This week, I want to start a conversation about two of my favourite things: God and fantasy. I don’t mean the “whatever you want in the whole world” kind of fantasy, but the kind that involves magic and dragons and heroes. I have loved stories like Lord of the Rings and Harry Potter since I was a little kid, but I can’t help but notice that there are several Christian groups that boycott such stories. In the spirit of fair conversation, I want to look at the issue over the course of a few posts, and see what we can learn about the connection between our faith and stories of magic.

Fantasy Shelf

As far as I can tell, the main argument that people have against fantasy is the inclusion of magic. The Bible clearly condemns the use of magic in Leviticus 19:26b, “Do not practice divination or sorcery.” The Book of Deuteronomy goes into further detail in chapter 18:9-12:

“When you enter the land the LORD your God is giving you, do not learn to imitate the detestable ways of the nations there. Let no one be found among you who sacrifices his son or daughter in the fire, who practices divination or sorcery, interprets omens, engages in witchcraft, or casts spells, or who is a medium or spiritist or who consults with the dead. Anyone who does these things is detestable to the LORD, and because of these detestable practices the LORD your God will drive out those nations before you.”

It is clear that the use of magic by God’s people is not part of His great plan.

The argument continues that even if reading about magic is not wrong, stories like Harry Potter can draw people into the realm of the occult as they long to know more of this magic.
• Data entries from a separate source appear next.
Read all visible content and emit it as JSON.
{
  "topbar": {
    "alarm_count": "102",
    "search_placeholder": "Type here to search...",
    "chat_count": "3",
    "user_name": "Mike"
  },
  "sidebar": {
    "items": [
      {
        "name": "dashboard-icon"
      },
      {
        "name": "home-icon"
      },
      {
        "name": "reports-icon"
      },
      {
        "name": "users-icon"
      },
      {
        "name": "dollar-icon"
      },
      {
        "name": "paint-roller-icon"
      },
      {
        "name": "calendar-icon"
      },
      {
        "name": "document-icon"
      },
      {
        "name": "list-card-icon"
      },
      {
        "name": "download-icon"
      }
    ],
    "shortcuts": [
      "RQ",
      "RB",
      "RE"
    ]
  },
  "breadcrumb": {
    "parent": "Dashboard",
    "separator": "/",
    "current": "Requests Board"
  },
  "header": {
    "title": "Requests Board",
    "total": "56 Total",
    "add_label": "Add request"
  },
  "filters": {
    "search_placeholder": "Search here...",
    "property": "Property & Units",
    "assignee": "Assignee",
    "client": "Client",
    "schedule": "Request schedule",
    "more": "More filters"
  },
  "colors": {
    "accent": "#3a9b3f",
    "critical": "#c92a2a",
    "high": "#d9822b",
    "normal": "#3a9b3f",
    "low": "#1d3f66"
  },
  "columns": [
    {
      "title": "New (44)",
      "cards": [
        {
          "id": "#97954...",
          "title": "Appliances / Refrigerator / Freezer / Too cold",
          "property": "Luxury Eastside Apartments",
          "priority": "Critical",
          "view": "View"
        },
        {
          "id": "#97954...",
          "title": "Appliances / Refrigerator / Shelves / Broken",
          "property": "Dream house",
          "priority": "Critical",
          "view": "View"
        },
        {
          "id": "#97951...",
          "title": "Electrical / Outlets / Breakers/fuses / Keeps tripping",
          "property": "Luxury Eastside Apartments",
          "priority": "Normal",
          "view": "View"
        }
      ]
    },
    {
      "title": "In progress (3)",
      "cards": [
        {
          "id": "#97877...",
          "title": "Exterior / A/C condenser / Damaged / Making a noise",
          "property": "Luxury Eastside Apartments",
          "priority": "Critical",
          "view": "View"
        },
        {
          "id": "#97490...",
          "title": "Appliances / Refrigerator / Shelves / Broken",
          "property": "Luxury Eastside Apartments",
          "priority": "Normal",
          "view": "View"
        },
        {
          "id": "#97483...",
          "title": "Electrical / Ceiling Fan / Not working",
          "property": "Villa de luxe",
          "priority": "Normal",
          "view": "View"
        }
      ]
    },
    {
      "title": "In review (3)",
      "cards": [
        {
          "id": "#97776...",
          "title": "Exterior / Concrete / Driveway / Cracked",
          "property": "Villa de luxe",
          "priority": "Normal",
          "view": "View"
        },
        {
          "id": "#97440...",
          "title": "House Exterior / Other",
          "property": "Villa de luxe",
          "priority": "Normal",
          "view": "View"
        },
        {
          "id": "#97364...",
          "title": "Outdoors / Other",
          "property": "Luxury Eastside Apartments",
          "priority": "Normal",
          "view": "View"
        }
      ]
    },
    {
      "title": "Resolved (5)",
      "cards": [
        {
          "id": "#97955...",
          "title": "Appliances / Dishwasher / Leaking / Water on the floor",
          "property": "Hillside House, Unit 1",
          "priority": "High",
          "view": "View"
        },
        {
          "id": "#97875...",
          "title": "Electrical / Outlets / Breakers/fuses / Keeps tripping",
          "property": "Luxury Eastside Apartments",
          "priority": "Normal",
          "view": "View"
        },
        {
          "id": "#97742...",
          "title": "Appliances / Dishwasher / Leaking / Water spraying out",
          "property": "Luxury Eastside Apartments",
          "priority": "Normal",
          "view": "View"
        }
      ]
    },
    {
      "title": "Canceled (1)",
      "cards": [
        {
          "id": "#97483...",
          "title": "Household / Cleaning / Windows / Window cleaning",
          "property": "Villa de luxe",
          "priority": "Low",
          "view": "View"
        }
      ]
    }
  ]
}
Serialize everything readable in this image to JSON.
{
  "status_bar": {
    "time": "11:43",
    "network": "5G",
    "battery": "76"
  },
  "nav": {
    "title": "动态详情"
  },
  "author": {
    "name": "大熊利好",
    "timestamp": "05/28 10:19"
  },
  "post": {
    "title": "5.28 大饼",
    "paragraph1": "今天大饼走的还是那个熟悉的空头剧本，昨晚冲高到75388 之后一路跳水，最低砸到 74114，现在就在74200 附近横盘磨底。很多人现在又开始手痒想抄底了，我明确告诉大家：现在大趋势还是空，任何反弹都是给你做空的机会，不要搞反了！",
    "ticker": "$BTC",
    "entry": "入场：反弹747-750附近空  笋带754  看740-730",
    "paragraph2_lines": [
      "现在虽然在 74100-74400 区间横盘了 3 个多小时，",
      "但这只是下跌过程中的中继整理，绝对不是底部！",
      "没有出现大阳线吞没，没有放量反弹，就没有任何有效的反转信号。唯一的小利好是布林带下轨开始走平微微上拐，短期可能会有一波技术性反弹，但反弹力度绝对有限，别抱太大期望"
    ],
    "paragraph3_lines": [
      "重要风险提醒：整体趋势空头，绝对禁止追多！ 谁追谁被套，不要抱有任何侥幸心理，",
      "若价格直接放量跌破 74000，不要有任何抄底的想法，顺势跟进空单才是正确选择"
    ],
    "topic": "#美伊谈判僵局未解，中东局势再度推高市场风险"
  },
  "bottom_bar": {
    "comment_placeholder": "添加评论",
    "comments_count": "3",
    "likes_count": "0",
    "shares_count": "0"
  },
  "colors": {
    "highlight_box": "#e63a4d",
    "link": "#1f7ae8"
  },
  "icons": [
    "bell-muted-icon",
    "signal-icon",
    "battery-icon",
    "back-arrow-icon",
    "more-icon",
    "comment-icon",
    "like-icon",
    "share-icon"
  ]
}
What may begin as simple curiosity can become an unhealthy interest, and perhaps lead to participation in magical rituals. As a devout Christian who has previously explored other forms of spirituality, I acknowledge the danger of an overly enthusiastic interest in the occult, but I’m not sure if avoiding magical stories altogether is the answer.

On the other hand, fantasy stories can be incredible tools to express universal truths. The fantasy I grew up with (such as the Disney stories, or the Chronicles of Narnia) are tales full of adventure, heroism, and good triumphing over evil. Fantasy allows for over-the-top characters that can be representations of ideas and forces.

We all need a safe place to explore the big ideas of our lives. Fantasy stories allow us to delve into the concepts of sacrifice, teamwork, family, and love without becoming overwhelmed by the reality of these things. The stories take place in a world that doesn’t exist, so we are free to learn about self-sacrificial heroism without having to lose someone close to us in real life. Our children can learn the dangers of evil without having to come face to face with a kidnapper. Just as play teaches children practical skills they will need when they are older, reading (or watching) fantasy can equip us with knowledge and wisdom that can really make a difference later in life.

Fantasy makes these concepts easier to learn by giving a world that is black and white. The villain is obviously evil and worthy of judgement (the black cape or red eyes always give it away). The hero is a shining example for us all, who is given his just reward in the end. The actions of both sides are clearly the ones we would make or avoid. The world may not be full of choices that are so easy, but having a base line from which to discern good and evil certainly helps.

We have not specifically addressed the issue of magic, however. Much of what I have said of fantasy could easily be made true in tales without magic. The problem, however, is that magic is an amazingly resonant analogy for power.

In our age of nuclear missiles and war machines, nothing we face is as mysterious and powerful as magic. The villains of our stories often wield magic far more potent than that of our heroes (if they are magical at all). Yet, magic is not always an evil thing in the world of fantasy. Like military or political power in the real world, magic can often be used for good, such as healing or fighting evil. We learn from fantasy that power CAN be corrupting and must be watched, something Christians should be aware of.

One big difference between the world of fantasy and the world of reality is the existence of God. Most fantasy stories do not have an omnipotent God that has declared magic to be against the rules. Magic is just a part of the world, to be accessed by whoever has the ability to do so. Not so in our world. God has spoken and told us that His children are not to dabble in the realm of magic. As long as we can understand that difference, I think we can keep a healthy distance from magical influence.

Finally, I want to end with a few questions: Is magic real? Has God told his people not to become involved with magic because it is real and dangerous? Or is it because it represents the idolatry of the neighbouring nations? Is magic, like the Tree of Knowledge of Good and Evil, a part of our world that God has put off limits, or is it the result of demonic activity in a fallen world?

As for me, it doesn’t really matter what the answer is to these questions, but I’m open to any of the above answers. I just know that there is to be no seances or witchcraft in my house. And I’m okay with that. But let me know what you think! And come back next week, as I will look over some of my favourite fantasy authors and their relationship with faith.